*How to complete this task*. Keyword search on "Inmuebles": report each line of the records that contains it.

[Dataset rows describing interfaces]
++++++++

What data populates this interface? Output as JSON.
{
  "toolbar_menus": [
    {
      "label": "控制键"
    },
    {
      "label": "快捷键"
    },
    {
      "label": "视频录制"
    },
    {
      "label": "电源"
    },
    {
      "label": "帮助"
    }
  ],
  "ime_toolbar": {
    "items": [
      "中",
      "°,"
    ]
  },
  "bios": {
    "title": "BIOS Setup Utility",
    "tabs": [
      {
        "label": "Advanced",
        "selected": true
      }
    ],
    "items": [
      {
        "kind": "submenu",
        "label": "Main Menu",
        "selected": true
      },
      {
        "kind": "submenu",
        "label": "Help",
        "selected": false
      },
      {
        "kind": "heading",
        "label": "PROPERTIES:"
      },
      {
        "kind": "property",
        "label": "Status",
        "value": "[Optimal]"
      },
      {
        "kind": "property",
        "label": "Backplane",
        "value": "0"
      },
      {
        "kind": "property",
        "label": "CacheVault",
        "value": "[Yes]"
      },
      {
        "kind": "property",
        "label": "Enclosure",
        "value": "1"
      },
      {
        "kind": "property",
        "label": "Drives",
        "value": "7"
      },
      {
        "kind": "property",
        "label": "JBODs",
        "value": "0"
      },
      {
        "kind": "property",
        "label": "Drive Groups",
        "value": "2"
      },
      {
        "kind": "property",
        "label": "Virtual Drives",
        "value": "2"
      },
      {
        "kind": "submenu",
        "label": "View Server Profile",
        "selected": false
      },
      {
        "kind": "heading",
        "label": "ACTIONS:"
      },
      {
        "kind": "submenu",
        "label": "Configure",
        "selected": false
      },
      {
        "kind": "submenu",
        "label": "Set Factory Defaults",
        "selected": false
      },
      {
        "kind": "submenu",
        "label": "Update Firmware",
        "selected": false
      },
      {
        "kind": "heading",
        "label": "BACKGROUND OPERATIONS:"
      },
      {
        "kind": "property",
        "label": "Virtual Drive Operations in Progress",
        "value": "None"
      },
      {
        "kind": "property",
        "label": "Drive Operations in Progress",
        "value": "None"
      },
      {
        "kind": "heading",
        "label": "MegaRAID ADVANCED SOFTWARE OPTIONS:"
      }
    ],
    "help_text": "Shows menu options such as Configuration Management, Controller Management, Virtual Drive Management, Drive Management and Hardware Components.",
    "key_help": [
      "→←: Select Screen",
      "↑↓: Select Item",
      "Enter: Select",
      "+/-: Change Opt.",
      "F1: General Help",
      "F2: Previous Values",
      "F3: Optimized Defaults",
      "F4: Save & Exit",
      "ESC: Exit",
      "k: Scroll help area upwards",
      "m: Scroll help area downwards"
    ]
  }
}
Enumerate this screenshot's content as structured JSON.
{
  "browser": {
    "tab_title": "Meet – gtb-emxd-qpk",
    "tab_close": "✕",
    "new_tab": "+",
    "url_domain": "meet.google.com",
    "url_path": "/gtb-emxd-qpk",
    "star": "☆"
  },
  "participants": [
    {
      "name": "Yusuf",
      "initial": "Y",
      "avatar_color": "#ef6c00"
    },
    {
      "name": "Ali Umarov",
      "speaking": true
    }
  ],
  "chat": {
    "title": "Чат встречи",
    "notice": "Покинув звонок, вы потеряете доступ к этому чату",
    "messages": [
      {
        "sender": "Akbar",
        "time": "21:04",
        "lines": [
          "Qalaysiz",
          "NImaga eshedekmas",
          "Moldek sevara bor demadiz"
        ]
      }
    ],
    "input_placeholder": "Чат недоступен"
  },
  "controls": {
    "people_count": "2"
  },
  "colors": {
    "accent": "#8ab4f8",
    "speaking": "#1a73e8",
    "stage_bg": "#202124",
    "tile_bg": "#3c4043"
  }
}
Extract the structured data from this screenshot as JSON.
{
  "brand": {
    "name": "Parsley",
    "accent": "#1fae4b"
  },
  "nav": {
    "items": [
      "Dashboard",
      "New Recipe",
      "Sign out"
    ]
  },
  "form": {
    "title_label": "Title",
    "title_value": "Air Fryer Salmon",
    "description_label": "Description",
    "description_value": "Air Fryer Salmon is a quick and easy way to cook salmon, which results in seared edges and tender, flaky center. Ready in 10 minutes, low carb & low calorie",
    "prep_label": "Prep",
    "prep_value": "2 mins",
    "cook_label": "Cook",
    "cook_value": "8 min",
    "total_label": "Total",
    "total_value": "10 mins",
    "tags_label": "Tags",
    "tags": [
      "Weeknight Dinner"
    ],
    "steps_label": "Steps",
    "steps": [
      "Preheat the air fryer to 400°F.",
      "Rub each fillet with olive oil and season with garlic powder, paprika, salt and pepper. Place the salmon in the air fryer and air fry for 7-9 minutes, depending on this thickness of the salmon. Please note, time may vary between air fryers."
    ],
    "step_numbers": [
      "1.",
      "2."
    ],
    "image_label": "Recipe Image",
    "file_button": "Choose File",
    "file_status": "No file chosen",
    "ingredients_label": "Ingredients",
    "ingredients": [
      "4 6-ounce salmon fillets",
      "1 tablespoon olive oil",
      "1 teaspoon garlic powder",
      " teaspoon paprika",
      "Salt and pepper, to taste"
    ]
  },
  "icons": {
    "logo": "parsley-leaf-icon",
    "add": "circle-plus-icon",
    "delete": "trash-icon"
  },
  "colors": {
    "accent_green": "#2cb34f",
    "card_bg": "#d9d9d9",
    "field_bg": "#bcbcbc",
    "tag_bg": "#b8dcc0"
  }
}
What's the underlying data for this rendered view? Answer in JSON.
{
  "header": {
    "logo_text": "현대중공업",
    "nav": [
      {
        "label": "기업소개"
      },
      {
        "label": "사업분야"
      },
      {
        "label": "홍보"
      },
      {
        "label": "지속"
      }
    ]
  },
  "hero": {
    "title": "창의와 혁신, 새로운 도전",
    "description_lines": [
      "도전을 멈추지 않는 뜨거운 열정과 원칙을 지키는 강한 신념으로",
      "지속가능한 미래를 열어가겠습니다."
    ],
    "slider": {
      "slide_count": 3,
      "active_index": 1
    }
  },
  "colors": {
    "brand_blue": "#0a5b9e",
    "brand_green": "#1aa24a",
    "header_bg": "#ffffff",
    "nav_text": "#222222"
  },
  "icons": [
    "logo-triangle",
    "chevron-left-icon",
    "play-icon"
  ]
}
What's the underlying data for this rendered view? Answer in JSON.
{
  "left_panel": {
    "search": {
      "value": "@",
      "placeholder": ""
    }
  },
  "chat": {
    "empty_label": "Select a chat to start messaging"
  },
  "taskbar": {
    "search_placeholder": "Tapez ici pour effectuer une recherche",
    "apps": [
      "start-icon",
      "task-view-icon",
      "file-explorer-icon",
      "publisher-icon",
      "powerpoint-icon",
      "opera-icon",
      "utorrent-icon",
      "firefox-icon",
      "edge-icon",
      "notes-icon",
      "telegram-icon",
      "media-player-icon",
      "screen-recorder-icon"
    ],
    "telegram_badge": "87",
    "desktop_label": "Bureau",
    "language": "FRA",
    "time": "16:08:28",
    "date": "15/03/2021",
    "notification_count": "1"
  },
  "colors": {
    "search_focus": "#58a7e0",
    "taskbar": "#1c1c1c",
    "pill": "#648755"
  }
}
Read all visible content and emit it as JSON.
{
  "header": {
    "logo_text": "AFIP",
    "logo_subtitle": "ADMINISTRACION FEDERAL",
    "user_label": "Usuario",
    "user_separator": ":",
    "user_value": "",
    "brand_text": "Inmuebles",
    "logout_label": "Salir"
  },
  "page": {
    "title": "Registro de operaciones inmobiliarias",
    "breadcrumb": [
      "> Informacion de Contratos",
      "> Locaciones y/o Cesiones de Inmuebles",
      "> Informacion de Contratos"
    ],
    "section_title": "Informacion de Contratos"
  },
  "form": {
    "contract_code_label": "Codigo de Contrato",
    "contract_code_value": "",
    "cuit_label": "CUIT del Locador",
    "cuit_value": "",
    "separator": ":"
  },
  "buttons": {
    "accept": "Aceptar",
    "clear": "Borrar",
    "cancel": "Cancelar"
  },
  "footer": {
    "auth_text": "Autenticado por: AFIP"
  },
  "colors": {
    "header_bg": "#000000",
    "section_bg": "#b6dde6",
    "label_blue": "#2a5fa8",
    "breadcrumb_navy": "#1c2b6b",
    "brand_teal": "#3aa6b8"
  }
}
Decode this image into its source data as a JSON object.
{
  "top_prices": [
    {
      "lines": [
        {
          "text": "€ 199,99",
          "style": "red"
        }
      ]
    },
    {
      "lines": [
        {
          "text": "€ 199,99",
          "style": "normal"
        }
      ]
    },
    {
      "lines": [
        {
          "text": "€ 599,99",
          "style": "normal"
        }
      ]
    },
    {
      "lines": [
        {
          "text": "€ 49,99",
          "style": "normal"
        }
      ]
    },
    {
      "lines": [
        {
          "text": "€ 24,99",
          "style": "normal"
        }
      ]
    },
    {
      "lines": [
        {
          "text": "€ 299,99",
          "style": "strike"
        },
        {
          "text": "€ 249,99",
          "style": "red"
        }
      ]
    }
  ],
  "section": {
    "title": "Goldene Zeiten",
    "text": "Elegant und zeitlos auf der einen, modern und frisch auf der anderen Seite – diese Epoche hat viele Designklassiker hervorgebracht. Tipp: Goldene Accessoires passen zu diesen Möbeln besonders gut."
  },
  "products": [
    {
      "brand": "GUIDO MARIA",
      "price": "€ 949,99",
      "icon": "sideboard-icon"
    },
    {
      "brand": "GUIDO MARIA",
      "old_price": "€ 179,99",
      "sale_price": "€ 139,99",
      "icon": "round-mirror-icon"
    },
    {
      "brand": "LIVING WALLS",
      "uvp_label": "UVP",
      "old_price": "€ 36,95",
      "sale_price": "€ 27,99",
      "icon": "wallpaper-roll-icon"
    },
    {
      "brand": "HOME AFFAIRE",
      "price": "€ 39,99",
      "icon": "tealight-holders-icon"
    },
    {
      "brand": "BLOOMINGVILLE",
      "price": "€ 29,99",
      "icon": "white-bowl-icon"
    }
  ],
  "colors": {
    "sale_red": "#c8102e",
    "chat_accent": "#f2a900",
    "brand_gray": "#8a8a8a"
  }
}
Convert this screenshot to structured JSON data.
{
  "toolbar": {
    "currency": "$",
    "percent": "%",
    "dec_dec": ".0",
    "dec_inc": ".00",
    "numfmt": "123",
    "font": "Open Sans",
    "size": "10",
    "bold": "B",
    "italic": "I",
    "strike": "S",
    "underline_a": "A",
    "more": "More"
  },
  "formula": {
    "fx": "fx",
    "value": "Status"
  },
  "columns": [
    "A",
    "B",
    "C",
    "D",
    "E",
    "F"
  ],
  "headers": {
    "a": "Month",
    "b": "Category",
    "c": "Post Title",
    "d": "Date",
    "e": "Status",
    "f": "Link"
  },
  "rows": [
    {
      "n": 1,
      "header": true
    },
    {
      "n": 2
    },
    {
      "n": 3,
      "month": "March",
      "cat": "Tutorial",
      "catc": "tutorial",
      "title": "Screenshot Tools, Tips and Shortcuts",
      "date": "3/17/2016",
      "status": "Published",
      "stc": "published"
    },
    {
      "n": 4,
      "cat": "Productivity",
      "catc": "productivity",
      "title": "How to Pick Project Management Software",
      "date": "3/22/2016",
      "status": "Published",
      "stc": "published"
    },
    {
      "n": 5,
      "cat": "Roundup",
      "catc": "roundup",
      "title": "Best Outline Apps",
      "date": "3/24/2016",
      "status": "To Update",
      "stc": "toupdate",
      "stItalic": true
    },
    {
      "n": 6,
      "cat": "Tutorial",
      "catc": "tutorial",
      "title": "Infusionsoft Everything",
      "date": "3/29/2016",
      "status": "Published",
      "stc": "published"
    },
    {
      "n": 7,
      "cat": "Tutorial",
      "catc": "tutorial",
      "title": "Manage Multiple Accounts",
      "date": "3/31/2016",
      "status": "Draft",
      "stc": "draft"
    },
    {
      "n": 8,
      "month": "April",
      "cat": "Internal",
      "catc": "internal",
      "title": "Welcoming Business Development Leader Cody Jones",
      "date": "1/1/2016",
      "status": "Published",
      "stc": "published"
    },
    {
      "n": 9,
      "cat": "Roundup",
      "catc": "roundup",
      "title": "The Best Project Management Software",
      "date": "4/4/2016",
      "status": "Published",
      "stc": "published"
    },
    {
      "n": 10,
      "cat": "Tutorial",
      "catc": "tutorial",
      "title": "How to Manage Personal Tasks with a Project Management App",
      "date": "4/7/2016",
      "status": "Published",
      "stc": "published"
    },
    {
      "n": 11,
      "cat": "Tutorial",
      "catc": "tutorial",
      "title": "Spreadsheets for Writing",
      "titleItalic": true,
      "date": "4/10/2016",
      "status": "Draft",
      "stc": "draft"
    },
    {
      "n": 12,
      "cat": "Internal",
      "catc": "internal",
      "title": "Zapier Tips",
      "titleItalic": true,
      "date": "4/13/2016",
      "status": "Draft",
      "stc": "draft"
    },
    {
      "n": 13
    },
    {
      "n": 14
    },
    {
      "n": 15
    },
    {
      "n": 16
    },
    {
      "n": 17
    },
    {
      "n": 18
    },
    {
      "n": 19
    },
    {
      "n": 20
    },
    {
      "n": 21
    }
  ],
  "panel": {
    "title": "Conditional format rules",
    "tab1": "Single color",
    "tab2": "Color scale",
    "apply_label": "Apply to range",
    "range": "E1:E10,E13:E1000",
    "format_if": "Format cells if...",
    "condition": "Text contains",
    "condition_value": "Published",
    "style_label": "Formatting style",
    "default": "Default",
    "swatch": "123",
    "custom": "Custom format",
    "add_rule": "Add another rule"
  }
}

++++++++

*Task solution*.
    "brand_text": "Inmuebles",
      "> Locaciones y/o Cesiones de Inmuebles",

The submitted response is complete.